Normal flu jabs 'double the risk of catching swine bug'

The findings from Canada led to some states in the country delaying seasonal flu jab campaigns amid fears the recipients could be more vulnerable to a second surge of the pandemic.

The UK’s Joint Committee on Vaccination and Immunisation (JCVI), an independent advisory group, says the study’s findings have not been substantiated in any other country.

The World Health Organisation has also dismissed them, and separate research suggests seasonal flu jabs might actually protect against swine flu.

Last week, GPs across the UK began their seasonal flu campaign, which aims to protect more than 15million people, including those aged over 65 and those with long-term conditions such as heart disease. 

Many of these people will also be in line for priority vaccination against swine flu, due to start by the end of the month, along with NHS frontline staff.
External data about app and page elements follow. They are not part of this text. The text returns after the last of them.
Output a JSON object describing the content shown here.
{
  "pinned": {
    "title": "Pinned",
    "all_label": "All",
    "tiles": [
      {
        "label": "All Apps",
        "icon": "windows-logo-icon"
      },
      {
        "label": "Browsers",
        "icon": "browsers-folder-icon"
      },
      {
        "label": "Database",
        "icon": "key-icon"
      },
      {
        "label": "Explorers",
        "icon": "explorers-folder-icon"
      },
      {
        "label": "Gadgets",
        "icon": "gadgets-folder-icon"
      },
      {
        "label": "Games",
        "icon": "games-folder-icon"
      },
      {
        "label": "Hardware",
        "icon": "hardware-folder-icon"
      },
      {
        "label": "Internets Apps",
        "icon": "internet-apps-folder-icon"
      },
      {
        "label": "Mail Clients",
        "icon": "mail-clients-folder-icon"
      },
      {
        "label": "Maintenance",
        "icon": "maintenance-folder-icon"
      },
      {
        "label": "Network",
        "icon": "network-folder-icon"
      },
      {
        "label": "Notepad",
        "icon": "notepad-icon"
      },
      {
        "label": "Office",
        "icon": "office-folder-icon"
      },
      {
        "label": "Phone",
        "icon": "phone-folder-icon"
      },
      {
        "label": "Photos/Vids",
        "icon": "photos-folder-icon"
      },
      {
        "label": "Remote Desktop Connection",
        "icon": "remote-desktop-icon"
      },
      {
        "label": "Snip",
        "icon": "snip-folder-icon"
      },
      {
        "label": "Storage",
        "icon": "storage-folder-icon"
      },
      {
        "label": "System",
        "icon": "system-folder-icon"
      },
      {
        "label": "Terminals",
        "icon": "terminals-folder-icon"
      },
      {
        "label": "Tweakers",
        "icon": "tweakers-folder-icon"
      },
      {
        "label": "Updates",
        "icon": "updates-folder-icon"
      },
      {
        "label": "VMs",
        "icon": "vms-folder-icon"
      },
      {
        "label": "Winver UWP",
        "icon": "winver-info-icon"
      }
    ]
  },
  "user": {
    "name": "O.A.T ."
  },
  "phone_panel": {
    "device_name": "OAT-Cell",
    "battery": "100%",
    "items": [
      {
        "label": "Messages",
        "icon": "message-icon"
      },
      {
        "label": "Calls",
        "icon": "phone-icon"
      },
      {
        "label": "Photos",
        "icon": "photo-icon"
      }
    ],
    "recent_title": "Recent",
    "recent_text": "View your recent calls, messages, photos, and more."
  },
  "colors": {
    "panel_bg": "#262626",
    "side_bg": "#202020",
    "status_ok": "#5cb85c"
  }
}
Health chiefs are concerned that conflicting evidence about protection offered by flu jabs could deter those at risk of serious illness or dying from getting vaccinated.

The Canadian study – led by Dr Danuta Skowronski of the British Columbia Centre for Disease Control and Dr Gaston De Serres of Laval University, Quebec – has not yet been published in a medical journal but was reported in GP newspaper.

However, the Government’s chief medical officer Sir Liam Donaldson said: ‘Other experts are sceptical about this finding.

‘It is not substantiated by other data worldwide, but it is something we have asked the
JCVI to look at.’

A Department of Health spokesman said: ‘The JCVI has considered the Canadian report suggesting a link between seasonal influenza vaccination and susceptibility to swine flu and has unequivocally discounted its findings.

‘The World Health Organisation has also considered the report and discounted its findings.

‘The WHO’s current view is that no country should change its position on vaccines on the basis of the Canadian study.’ (Daily Mail, 10.14.2009, Jenny Hope)

Read more:

0homefly.gif (8947 bytes)